Wednesday, December 5, 2007

Medusa Heap

Here is my Medusa Heap- a culmination of a year and a half of layering, sanding down, painting over and building back up of tangled flesh and garbage. The composition is superficially based on Gericault's Raft of Medusa.

Medusa Heap
acrylic on wood
36" x 49"
click on image for a larger size


click for larger version

This painting was originally inspired by the Killdozer- a heavily fortified bulldozer that Marvin Heemeyer, a disgruntled muffler shop owner, built in order to demolish the town hall of Granby, Colorodo.

From Wikipedia:

The piece of construction equipment used in the incident was a Komatsu D335A bulldozer fitted with makeshift armor plating covering the cabin, engine and parts of the tracks. In places, the vehicle's armor was over one foot thick, consisting of concrete sandwiched between sheets of steel to make ad-hoc composite armor. This made the machine impervious to small arms fire and resistant to explosives; three external explosions and over 200 rounds of firearm ammunition fired at the bulldozer had no effect on it. National Guard units were placed on standby orders under Governor Bill Owens, as the deployment order has to be made directly from the Governor due to requirement of Posse Comitatus Act.

For visibility, the bulldozer was fitted with three video cameras linked to monitors mounted on the vehicle's dashboard. Onboard fans and an air conditioner were used to keep Heemeyer cool while driving and compressed air nozzles were fitted to blow dust away from the video cameras. Food, water and life support were present in the almost airtight cabin. Heemeyer had no intention of ever leaving the cabin once he entered; the hatch was permanently sealed.

I was obsessed with the Killdozer picture above- it represented a lifetime of frustration culminating in a grand gesture of destruction but also of essential failure. The photo itself is a sad little thing...the Killdozer seemingly immobile and dead, a ramshackle pile of concrete and steel. I originally wanted to convey this and I think I was successfull, but as I worked into the piece more, I found the limitations of the rudimentary composition very aggravating. So, like the Killdozer, I did my own destruction and the piece ended up as a heap of tangled shit pushed up against a tree and forgotten, just as Marvin Heemeyer became after he shot himself in the Killdozer cabin after his fantastic rampage.


Nana Nicotina said...

I have to say: I've been looking at your artwork for a while [I mean, weeks] and I just can't get away from it. I keep coming back at your website and watching your paintings.
They intrigue me so in many ways, or what is more, they haunt me somehow. I think they're funny in some ways but also scary. And I think that's wonderful.
[by the way, I'm spanish, so don't mind if I spelled or said something wrong =D ]

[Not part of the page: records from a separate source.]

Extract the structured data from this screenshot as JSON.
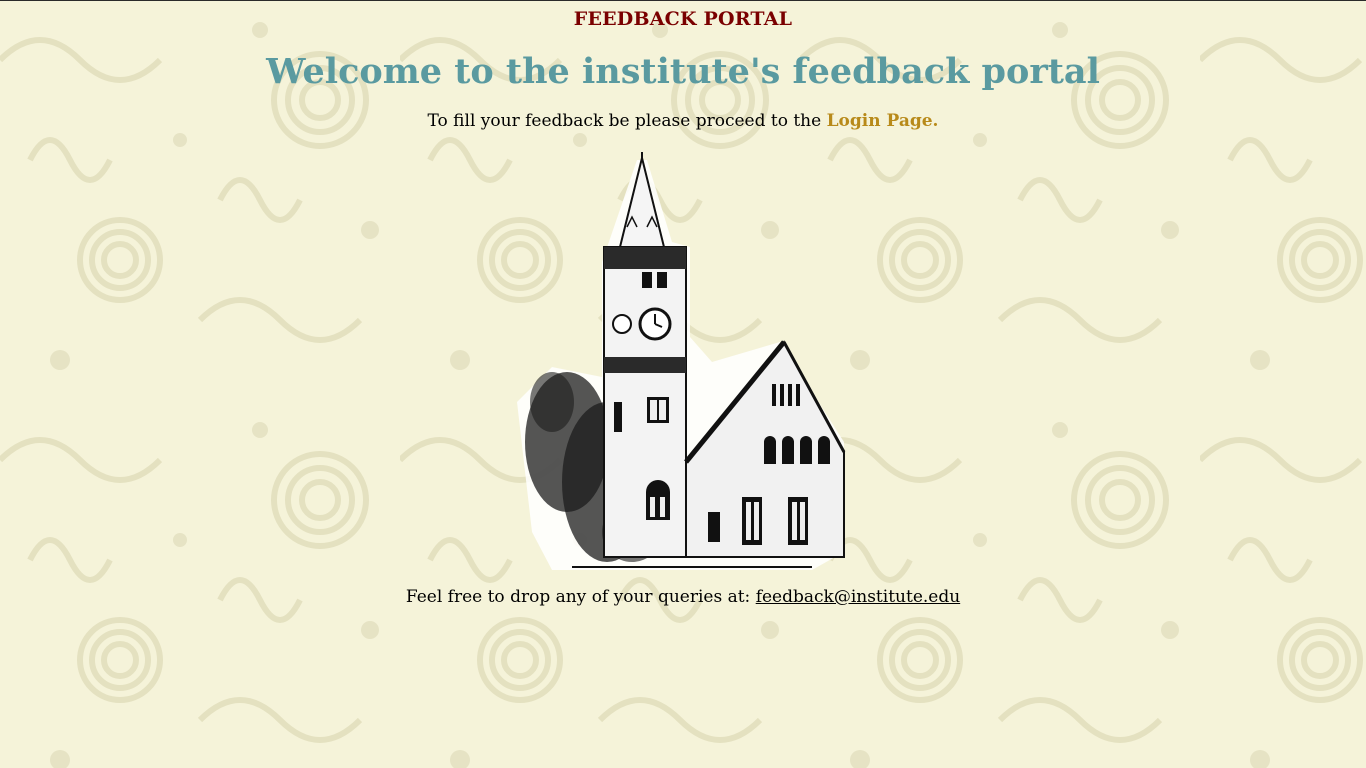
{
  "header": {
    "portal_title": "FEEDBACK PORTAL"
  },
  "main": {
    "welcome_heading": "Welcome to the institute's feedback portal",
    "intro_text": "To fill your feedback be please proceed to the ",
    "login_link_label": "Login Page.",
    "illustration_icon": "clock-tower-building-illustration",
    "query_text": "Feel free to drop any of your queries at: ",
    "email_link_label": "feedback@institute.edu"
  },
  "colors": {
    "background": "#f5f3d9",
    "portal_title": "#7a0000",
    "welcome_heading": "#5a9aa0",
    "login_link": "#b88a1a",
    "pattern": "#e6e3c4"
  }
}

Fatty Jubbo said...

wow! thank you, Nana. I'm glad you see the humor in them as well as that's something that's important to me. It's a fine can either come off as a fart joke one-liner or successfully get to that existential and deeper humor.

Your English is just dandy- much better than many native speakers!

farmerbob said...

How did your show go? I want to get one of those show catalogs. I love the new pieces my friend.

hellbirdman said...

I was stumbling hell on the net and damn if I did not find it.

Your stuff is intense and powerful.

If I was a ceo I would have some of the portraits you paint hanging in my office.

Art is hard.

Yours is good.

Go as far with it as you can afford young man.

bb (old man)